Every time you learn something new, your brain cells fracture their DNA, creating deterioration that the neurons must immediately repair, according to a new study by researchers at MIT. It might seem that damaging your DNA is not a good thing, but this study flips that notion around, with the finding that this process is essential to learning and memory.
The results may eventually help researchers come up with new approaches to preventing cognitive decline in disorders such as Alzheimer’s disease.
Li-Huei Tsai, the Picower Professor of Neuroscience and director of the Picower Institute for Learning and Memory at MIT, said:
“Cells physiologically break their DNA to allow certain important genes to be expressed. In the case of neurons, they need to break their DNA to enable the expression of early response genes, which ultimately pave the way for the transcriptional program that supports learning and memory, and many other behaviors.”
The ability of the cells in your body to repair this DNA damage weakens however, as you age, which leads in turn to degeneration, Tsai says.
“When we are young, our brains create DNA breaks as we learn new things, but our cells are absolutely on top of this and can quickly repair the damage to maintain the functionality of the system. But during aging, and particularly with some genetic conditions, the efficiency of the DNA repair system is compromised, leading to the accumulation of damage, and in our view this could be very detrimental.”
Double Strand Breaks
The researchers found in earlier studies, looking into Alzheimer’s disease in mice, that even in the pre-symptomatic phase of the disorder, neurons in the hippocampal region of the brain contain a large number of DNA lesions, known as double strand breaks.
To more deeply investigate the potential consequences of such damage, the researchers studied what would happen if they created such damage in neurons. They applied a toxic agent to the neurons known to induce double strand breaks, and then harvested the RNA from the cells for sequencing.
As described in their paper in Cell, they found that while the vast majority had reduced expression levels, as expected, there was something surprising. Out of the 700 genes that showed changes as a result of the damage, 2 genes showed increased expression levels following the double strand breaks.
Importantly, these genes were known to be those which respond rapidly to neuronal stimulation, for example, a new sensory experience.
To find out if such breaks happen naturally during neuronal stimulation, the researchers next applied to the neurons a substance that causes synapses to strengthen in a similar way to exposure to a new experience.

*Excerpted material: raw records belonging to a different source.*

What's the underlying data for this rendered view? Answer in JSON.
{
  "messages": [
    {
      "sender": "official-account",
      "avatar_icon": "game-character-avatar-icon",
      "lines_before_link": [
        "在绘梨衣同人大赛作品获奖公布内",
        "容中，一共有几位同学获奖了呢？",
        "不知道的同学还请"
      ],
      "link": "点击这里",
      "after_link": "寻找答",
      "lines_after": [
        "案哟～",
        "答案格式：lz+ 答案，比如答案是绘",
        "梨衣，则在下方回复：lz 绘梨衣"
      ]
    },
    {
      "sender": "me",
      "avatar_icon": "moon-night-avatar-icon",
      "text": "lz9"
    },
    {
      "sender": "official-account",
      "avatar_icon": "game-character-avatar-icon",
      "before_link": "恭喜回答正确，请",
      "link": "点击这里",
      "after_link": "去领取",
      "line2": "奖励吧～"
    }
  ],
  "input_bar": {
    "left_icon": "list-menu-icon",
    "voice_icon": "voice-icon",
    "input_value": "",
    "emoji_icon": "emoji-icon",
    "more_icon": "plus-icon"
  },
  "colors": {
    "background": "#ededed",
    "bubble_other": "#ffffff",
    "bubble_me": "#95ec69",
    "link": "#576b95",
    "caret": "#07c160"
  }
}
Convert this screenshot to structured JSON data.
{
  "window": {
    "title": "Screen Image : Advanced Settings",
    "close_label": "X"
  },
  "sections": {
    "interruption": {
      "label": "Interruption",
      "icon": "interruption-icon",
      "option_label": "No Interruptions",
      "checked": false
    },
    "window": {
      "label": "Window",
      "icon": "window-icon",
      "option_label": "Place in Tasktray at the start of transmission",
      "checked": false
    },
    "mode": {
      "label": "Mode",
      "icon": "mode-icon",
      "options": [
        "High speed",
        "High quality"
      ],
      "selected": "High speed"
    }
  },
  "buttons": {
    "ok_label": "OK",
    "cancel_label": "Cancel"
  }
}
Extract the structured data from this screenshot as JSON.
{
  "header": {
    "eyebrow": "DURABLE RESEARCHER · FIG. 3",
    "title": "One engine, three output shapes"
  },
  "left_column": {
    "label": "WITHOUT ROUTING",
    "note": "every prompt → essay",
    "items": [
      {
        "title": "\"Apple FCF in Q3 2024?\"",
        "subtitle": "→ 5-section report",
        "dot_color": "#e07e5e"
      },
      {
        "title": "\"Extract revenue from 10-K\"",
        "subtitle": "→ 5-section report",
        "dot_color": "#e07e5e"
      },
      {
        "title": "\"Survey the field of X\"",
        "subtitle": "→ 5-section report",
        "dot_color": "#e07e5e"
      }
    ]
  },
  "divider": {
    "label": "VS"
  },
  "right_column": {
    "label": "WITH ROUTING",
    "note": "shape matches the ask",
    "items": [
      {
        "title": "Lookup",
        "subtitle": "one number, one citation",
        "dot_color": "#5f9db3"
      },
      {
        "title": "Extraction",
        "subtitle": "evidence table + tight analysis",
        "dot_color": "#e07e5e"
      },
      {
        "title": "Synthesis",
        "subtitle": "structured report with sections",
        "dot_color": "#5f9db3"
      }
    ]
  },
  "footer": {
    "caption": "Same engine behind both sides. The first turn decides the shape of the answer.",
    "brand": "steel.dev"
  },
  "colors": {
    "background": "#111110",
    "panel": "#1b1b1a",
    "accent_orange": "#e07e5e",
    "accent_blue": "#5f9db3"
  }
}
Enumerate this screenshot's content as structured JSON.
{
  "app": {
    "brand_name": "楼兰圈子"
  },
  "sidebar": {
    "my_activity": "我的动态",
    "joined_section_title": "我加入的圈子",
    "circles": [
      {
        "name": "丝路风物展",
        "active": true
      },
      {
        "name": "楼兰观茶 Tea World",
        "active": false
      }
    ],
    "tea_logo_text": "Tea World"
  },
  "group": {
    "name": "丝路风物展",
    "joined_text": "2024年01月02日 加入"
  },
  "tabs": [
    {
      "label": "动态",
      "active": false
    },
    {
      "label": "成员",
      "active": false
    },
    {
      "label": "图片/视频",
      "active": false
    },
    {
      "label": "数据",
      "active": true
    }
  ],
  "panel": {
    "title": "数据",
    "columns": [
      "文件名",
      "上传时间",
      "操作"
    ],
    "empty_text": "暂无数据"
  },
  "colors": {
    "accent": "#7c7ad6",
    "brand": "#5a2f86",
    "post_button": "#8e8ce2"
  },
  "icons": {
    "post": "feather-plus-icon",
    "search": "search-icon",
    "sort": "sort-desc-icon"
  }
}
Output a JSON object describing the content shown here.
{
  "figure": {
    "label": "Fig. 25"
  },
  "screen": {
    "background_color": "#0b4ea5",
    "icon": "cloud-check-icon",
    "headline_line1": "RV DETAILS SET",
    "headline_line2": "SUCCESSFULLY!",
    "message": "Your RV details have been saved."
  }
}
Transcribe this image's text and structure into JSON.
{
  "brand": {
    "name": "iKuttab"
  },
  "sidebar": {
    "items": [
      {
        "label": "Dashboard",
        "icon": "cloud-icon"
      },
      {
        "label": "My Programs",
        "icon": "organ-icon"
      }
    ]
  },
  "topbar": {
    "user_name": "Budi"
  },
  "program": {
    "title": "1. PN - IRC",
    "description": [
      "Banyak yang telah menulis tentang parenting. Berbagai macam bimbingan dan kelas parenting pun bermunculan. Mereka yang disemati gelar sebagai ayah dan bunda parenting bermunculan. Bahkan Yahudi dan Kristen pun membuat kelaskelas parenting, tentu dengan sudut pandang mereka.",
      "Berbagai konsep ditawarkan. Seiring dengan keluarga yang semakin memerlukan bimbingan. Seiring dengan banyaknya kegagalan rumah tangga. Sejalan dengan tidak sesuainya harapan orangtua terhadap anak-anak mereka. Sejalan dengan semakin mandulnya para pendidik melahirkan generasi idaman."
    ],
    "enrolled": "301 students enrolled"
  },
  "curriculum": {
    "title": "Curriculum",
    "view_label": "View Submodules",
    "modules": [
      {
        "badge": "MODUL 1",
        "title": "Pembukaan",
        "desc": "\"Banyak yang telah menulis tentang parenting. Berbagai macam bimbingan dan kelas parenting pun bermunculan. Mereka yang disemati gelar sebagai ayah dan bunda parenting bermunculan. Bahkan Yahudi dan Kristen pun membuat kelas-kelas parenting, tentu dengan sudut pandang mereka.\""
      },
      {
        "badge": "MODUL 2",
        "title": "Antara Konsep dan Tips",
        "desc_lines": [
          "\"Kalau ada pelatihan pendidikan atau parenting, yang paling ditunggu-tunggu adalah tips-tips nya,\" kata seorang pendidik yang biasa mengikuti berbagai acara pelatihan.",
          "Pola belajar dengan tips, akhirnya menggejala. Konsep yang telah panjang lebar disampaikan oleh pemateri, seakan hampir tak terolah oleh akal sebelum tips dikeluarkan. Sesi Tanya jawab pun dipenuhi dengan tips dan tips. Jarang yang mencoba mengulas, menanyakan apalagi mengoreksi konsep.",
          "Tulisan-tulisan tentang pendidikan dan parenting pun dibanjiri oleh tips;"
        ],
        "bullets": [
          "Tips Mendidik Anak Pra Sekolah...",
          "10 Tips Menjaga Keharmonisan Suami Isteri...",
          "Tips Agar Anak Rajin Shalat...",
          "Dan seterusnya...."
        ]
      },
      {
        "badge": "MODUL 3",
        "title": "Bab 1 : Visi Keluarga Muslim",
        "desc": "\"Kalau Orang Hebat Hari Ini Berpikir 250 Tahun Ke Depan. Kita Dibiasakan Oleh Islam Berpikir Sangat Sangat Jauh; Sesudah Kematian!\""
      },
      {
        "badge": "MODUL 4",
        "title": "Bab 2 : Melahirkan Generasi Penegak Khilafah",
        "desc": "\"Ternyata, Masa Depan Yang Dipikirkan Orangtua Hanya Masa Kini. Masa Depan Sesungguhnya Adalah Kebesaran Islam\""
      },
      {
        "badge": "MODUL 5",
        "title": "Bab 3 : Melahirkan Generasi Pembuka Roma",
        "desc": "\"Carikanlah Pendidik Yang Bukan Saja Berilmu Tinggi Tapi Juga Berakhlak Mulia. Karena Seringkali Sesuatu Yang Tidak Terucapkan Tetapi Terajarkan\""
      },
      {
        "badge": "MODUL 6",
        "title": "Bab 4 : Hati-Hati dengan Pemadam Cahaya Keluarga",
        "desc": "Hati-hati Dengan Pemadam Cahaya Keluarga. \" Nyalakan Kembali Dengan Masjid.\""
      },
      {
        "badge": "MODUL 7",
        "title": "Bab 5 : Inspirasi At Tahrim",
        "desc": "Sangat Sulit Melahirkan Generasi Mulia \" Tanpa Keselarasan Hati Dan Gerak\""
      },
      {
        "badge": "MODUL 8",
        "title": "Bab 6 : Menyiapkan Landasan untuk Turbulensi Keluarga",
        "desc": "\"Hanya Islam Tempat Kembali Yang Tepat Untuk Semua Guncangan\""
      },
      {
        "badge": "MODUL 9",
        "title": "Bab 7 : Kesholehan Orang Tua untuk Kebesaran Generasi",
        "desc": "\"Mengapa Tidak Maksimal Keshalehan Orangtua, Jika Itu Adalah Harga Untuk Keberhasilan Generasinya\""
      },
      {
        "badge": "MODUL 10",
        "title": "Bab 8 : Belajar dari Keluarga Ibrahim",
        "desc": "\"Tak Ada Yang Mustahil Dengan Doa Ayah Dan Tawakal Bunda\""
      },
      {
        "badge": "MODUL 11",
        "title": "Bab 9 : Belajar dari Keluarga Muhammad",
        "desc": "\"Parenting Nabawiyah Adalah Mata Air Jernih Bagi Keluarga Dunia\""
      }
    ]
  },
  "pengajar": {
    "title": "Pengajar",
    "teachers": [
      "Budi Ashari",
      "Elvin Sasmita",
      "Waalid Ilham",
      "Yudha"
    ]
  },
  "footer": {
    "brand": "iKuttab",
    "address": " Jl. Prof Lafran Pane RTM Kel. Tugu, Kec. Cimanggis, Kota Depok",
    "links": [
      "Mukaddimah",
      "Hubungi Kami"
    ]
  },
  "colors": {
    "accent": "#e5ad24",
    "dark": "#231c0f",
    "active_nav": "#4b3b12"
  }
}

“Sure enough, we found that the treatment very rapidly increased the expression of those early response genes, but it also caused DNA double strand breaks,” Tsai says.
How are these breaks linked with the apparent boost in early-response gene expression?
Following a computer analysis of the DNA sequences neighboring these genes, an enzyme known as topoisomerase IIβ was found to be responsible for the DNA breaks in response to stimulation.
They also studied the DNA sequences near these genes and discovered that they were enriched with a motif, or sequence pattern, for binding to a protein called CTCF. This “architectural” protein is known to create loops or bends in DNA.
In the early-response genes, the bends created by this protein act as a barrier that prevents different elements of DNA from interacting with each other — a crucial step in the genes’ expression.
The double strand breaks created by the cells allow them to collapse this barrier, and enable the early response genes to be expressed, Tsai says.
The findings have implications for our understanding of gene regulation. In addition, previous research has shown that aging is associated with a decline in the expression of genes involved in the processes of learning and memory formation.
Bruce Yankner, a professor of genetics and neurology at Harvard Medical School who was not involved in the research, said:
“The work elegantly links DNA strand break formation by the enzyme topoisomerase IIβ to the temporal control of transcription, providing the most compelling evidence to date that this is a core transcriptional control mechanism. I anticipate that this advance will have broad implications ranging from the basic biology of transcription to pathological mechanisms involved in diseases such as Alzheimer’s disease.”